Nevertheless, it's a good number to keep on hand for quick calculations on bond ETF interest-rate sensitivity. The duration figure can be found on the ETF.com fund pages or issuer websites.

For investors willing to make a strong bet on rates, ZROZ and EDV are two of the best ETF products to do so. Just be ready for wild, double-digit swings in the ETFs when interest rates make their move.

Contact Sumit Roy at [email protected].

 

Sumit Roy is the senior ETF analyst for etf.com, where he has worked for 13 years. He creates a variety of content for the platform, including news articles, analysis pieces, videos and podcasts.

Before joining etf.com, Sumit was the managing editor and commodities analyst for Hard Assets Investor. In those roles, he was responsible for most of the operations of HAI, a website dedicated to education about commodities investing.

Though he still closely follows the commodities beat, Sumit covers a much broader assortment of topics for etf.com, with a particular focus on stock and bond exchange-traded funds.

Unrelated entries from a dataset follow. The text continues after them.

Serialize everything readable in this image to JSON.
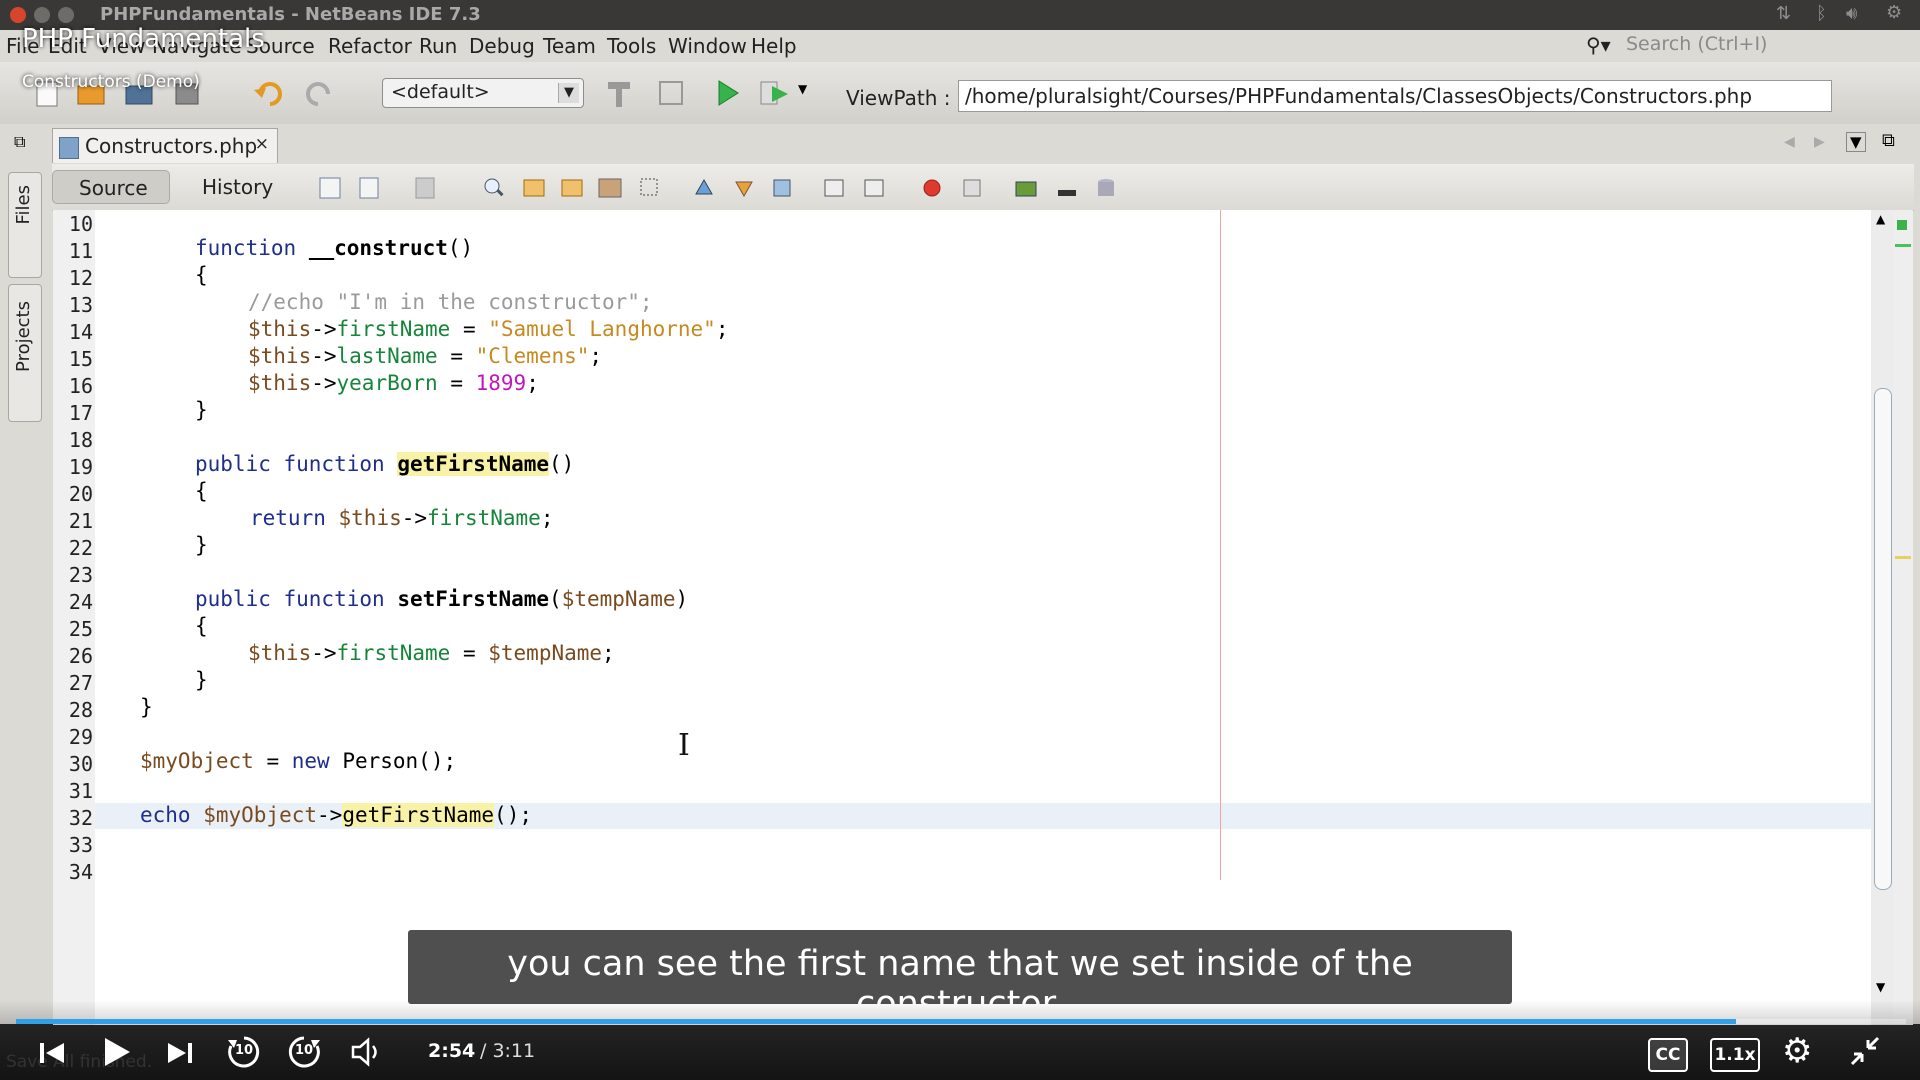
{
  "window": {
    "title": "PHPFundamentals - NetBeans IDE 7.3"
  },
  "menu": {
    "items": [
      "File",
      "Edit",
      "View",
      "Navigate",
      "Source",
      "Refactor",
      "Run",
      "Debug",
      "Team",
      "Tools",
      "Window",
      "Help"
    ],
    "search_placeholder": "Search (Ctrl+I)"
  },
  "toolbar": {
    "config_value": "<default>",
    "viewpath_label": "ViewPath :",
    "viewpath_value": "/home/pluralsight/Courses/PHPFundamentals/ClassesObjects/Constructors.php"
  },
  "sidebar": {
    "tabs": [
      "Files",
      "Projects"
    ]
  },
  "editor": {
    "file_tab": "Constructors.php",
    "close_glyph": "×",
    "view_tabs": [
      "Source",
      "History"
    ],
    "line_numbers": [
      "10",
      "11",
      "12",
      "13",
      "14",
      "15",
      "16",
      "17",
      "18",
      "19",
      "20",
      "21",
      "22",
      "23",
      "24",
      "25",
      "26",
      "27",
      "28",
      "29",
      "30",
      "31",
      "32",
      "33",
      "34"
    ],
    "code": {
      "l11_kw": "function",
      "l11_fn": "__construct",
      "l11_rest": "()",
      "brace_open": "{",
      "brace_close": "}",
      "l13": "//echo \"I'm in the constructor\";",
      "this": "$this",
      "arrow": "->",
      "l14_prop": "firstName",
      "l14_str": "\"Samuel Langhorne\"",
      "l15_prop": "lastName",
      "l15_str": "\"Clemens\"",
      "l16_prop": "yearBorn",
      "l16_num": "1899",
      "assign": " = ",
      "semi": ";",
      "l19_kw": "public function",
      "l19_fn": "getFirstName",
      "parens": "()",
      "l21_kw": "return",
      "l21_prop": "firstName",
      "l24_fn": "setFirstName",
      "l24_arg": "$tempName",
      "l26_prop": "firstName",
      "l26_var": "$tempName",
      "l30_var": "$myObject",
      "l30_kw": "new",
      "l30_cls": "Person();",
      "l32_kw": "echo",
      "l32_var": "$myObject",
      "l32_fn": "getFirstName",
      "l32_end": "();"
    }
  },
  "overlay": {
    "course_title": "PHP Fundamentals",
    "module_title": "Constructors (Demo)",
    "caption": "you can see the first name that we set inside of the constructor.",
    "status_text": "Save All finished."
  },
  "player": {
    "time_current": "2:54",
    "time_total": "/ 3:11",
    "progress_fraction": 0.91,
    "skip_back": "10",
    "skip_forward": "10",
    "cc_label": "CC",
    "speed_label": "1.1x"
  },
  "colors": {
    "accent": "#31a0e8",
    "keyword": "#1d2e8c",
    "property": "#16853a",
    "string": "#c8891e",
    "number": "#c116b9"
  }
}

He is the host of etf.com’s Talk ETFs, a popular video series that features weekly interviews with thought leaders in the ETF industry. Sumit is also co-host of Exchange Traded Fridays, etf.com’s weekly podcast series.

He lives in the San Francisco Bay Area, where he enjoys climbing the city’s steep hills, playing chess and snowboarding in Lake Tahoe.